I can still remember playing the original Shadowgate for NES back in the day as a child. I remember renting it from a local video store at maybe 7 years old, most likely just from the creepy gargoyle on the cover. From the opening title and entrance screen I was fascinated and instantly hooked. The ominous atmosphere, music, and artwork were right up my alley and I had to beat it. However, there was a huge problem. In addition to being unlike any other game I had ever played, Shadowgate had a punishing level of difficulty. It was an unrelenting point-and-click adventure where one false click equaled death, and with no strategy guide or internet walkthrough to assist me, I was left to fend for myself with only my memory and scrawls of paper to guide me. In the end, it was all too much, and Castle Shadowgate had defeated yet another gamer. My adventure had ended not far from the entrance door. I would go on to play and beat many games through the years, but occasionally think back to that crushing adventure that I had as a child and think, “Now that I’m older and wiser, could I beat that game now?”

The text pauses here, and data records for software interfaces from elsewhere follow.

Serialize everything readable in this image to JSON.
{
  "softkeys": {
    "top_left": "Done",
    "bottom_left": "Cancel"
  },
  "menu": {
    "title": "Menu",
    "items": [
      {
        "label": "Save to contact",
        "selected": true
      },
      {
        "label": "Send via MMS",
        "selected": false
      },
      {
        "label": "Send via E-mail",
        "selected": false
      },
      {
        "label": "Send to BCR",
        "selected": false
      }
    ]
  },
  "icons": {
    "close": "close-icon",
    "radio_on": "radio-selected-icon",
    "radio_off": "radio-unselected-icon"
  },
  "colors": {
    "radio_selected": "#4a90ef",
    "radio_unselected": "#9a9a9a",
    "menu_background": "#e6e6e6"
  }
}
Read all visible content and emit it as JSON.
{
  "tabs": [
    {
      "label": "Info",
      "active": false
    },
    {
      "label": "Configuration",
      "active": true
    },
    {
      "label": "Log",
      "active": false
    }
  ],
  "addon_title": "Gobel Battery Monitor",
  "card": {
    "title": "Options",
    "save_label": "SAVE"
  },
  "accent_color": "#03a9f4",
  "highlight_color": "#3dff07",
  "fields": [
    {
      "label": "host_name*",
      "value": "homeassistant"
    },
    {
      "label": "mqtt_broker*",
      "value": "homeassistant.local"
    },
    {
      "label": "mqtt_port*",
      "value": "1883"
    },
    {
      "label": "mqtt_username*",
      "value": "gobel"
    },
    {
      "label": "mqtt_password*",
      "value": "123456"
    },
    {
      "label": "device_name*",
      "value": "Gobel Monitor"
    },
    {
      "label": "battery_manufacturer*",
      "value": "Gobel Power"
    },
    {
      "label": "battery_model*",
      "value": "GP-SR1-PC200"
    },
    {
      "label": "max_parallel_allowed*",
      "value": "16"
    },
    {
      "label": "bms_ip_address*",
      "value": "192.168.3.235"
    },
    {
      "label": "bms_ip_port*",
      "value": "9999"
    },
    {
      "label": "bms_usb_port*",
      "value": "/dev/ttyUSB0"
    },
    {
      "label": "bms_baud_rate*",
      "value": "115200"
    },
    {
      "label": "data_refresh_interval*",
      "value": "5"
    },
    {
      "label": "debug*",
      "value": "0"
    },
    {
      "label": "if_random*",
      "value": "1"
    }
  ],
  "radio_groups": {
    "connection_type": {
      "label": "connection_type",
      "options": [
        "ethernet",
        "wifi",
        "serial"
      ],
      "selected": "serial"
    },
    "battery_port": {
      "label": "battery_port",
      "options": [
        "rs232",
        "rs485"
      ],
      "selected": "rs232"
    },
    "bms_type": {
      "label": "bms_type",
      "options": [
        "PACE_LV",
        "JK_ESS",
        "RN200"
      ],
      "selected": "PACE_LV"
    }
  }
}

And now thanks to Zojoi, Shadowgate has been brought back from the dead and into the current gen, re-imagined with beautiful artwork and music. I now get to answer that lingering question and the quick answer is – no. Shadowgate is just as unforgiving and brutal as I remember it. But the game is so gorgeous and immersive that I don’t care. Zojoi has redone everything about this game except the difficulty and retro style adventure gameplay. That’s exactly what original fans wanted, and thankfully that’s what we got. But be careful what you wish for.

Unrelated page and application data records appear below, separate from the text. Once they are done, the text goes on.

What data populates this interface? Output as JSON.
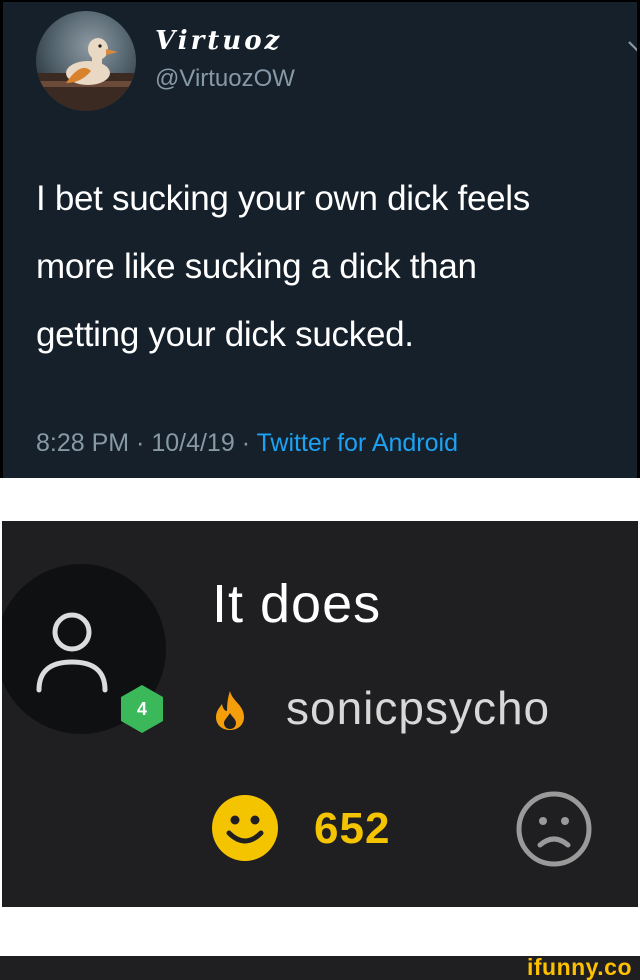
{
  "tweet": {
    "display_name": "Virtuoz",
    "handle": "@VirtuozOW",
    "text_lines": [
      "I bet sucking your own dick feels",
      "more like sucking a dick than",
      "getting your dick sucked."
    ],
    "time": "8:28 PM",
    "date": "10/4/19",
    "source": "Twitter for Android",
    "separator": " · ",
    "avatar_icon": "duck-photo",
    "menu_icon": "chevron-down-icon"
  },
  "comment": {
    "text": "It does",
    "username": "sonicpsycho",
    "level": "4",
    "score": "652",
    "user_icon": "user-icon",
    "flame_icon": "flame-icon",
    "upvote_icon": "smile-icon",
    "downvote_icon": "sad-face-icon"
  },
  "footer": {
    "brand": "ifunny.co"
  },
  "colors": {
    "tweet_bg": "#15202b",
    "tweet_secondary": "#8899a6",
    "link_blue": "#1da1f2",
    "comment_bg": "#1f1f21",
    "level_green": "#3bb85a",
    "flame_orange": "#f59e0b",
    "smile_yellow": "#f5c400",
    "brand_yellow": "#ffc000"
  }
}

Besides the difficulty, the two things that stand out the most about Shadowgate are the artwork and music score. The visuals look like stunning watercolor concept art paintings with just enough animation to make the castle feel like an actual structure. There will be many times in your playthrough where you will stop to just take in the awesome visuals, such as early in the campaign where you find a giant statue of a warrior with a waterfall flowing from its mouth. In addition, hitting F11 brings the game into “Immersive Mode” where the UI fades out for a full screen view of the level. Moving your mouse over the HUD will bring it back to the forefront. I enjoyed this option as it allowed for a better view of the artwork and made the UI less cluttered.
The music score is equally impressive. A fully orchestrated re-interpretation of the original Hiroyuki Masuno score, it is one of the most memorable video game soundtracks I’ve heard in quite some time. The way the score changes to reflect the gameplay is impressive as well, such as the eerie way the danger music rises as your torch starts flickering before it goes out.

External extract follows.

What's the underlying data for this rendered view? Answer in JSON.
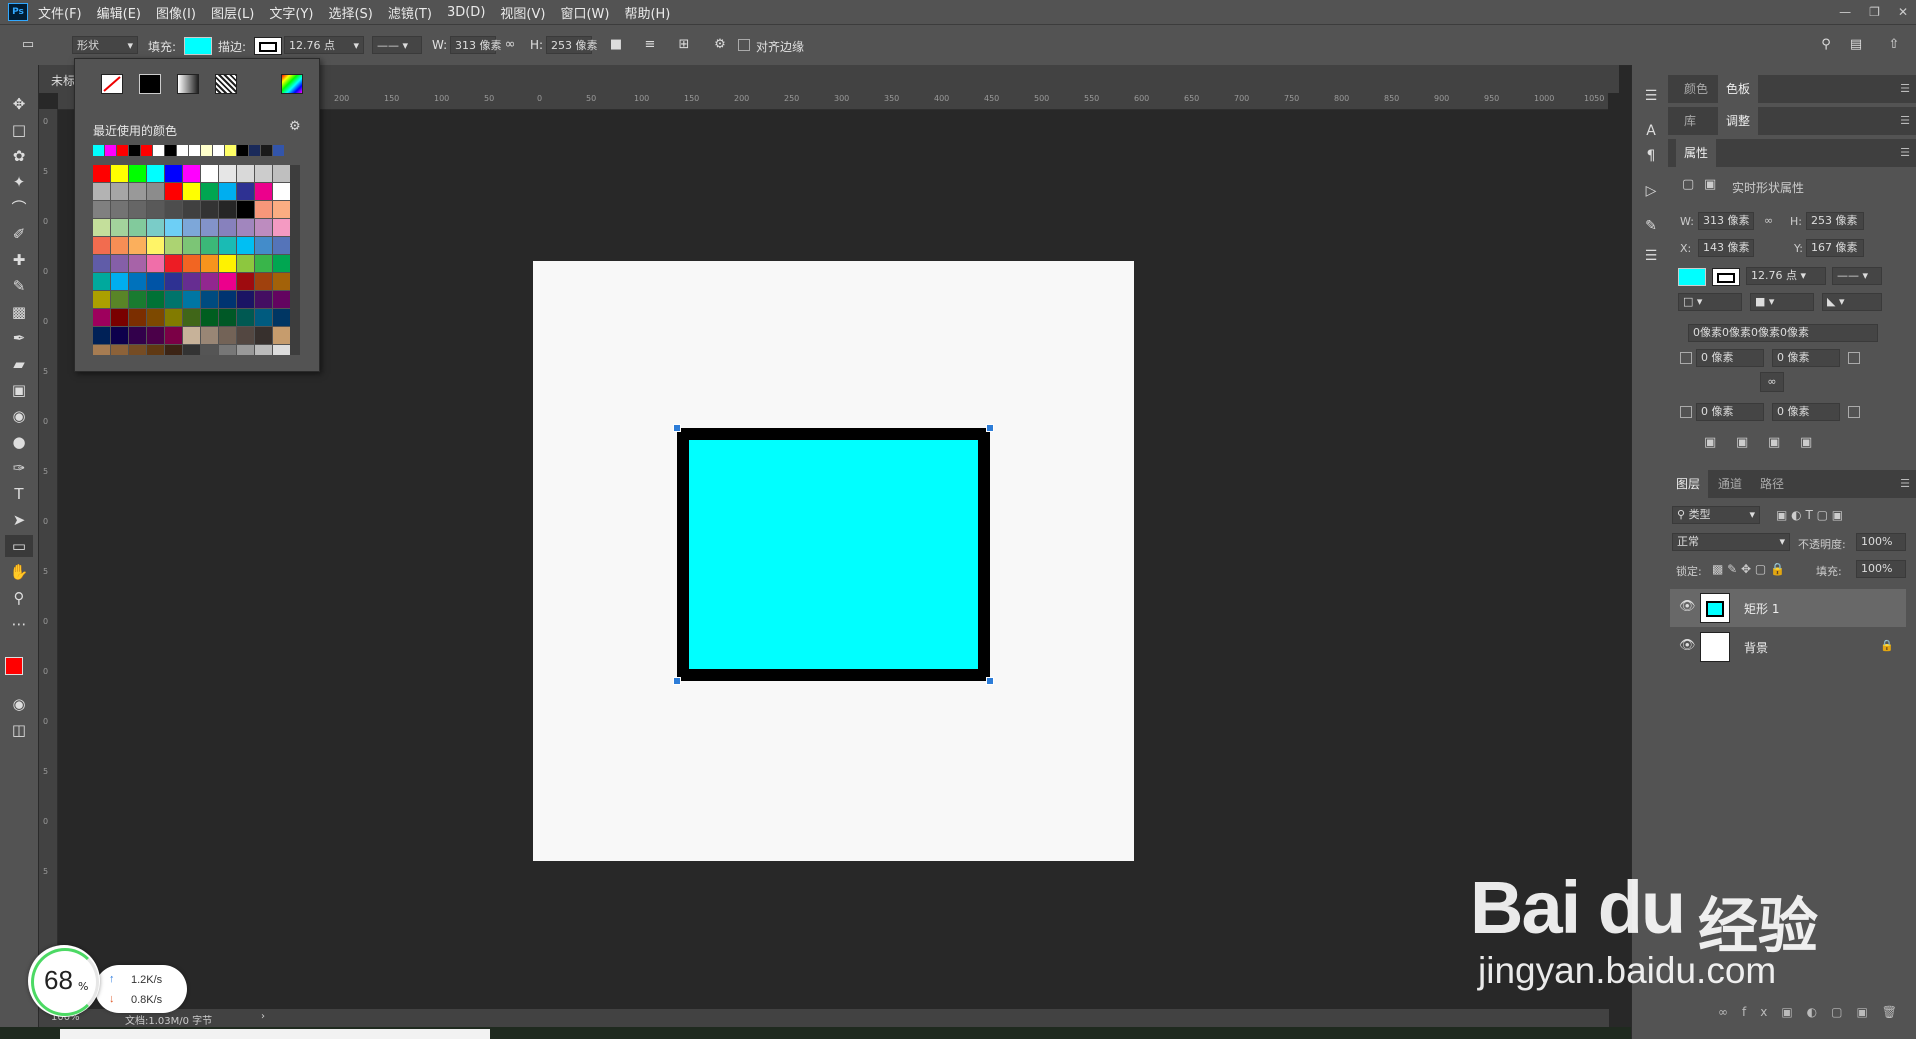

One area where little change has taken place is the UI. Throughout Shadowgate you will be inputting commands in a linear sequence as if you were programming a simple machine. Commands like “Look”, “Hit, “Use” and “Open” are used to traverse the castle, and inputting one of the sequences out of order will result in nothing, or worse, death. For example, attempting to read a scroll that you found requires you to “Open” it, then “Look” at it. Another example is trying to manipulate a lever system; whereas “Use” lever on “Thyself” does nothing, “Use” “Thyself” on the lever will operate it. While the user interface is unashamedly old school, any changes to modernize it would result in hand-holding and catering to a different audience than the hardcore fans, and that is something this game refuses to do.
Fans of the original Shadowgate know exactly what they are in for. This is a brutally old school point-and-click adventure that will have even hardcore fans scratching their heads over how the hell to make it to the next room, thanks to things like the little updates to puzzles to keep these old school gamers on their toes. Will newcomers enjoy it just as well? My feeling is no, this game is just too difficult, cerebral and cryptic for the casual fan to get anything out of it. Even I, who knew what I was getting myself into, found myself with my hands in the air in disbelief over how merciless this adventure is. That being said, I still keep coming back for more, as I need to see the further reaches of these dungeons and what this castle has in store. The young boy on a weekend video rental who failed all those years ago is back to exact revenge on this evil castle’s latest form…this is the stuff legends are made of, right?
- + Beautiful artwork
- + Great soundtrack
- +/- Punishing old-school difficulty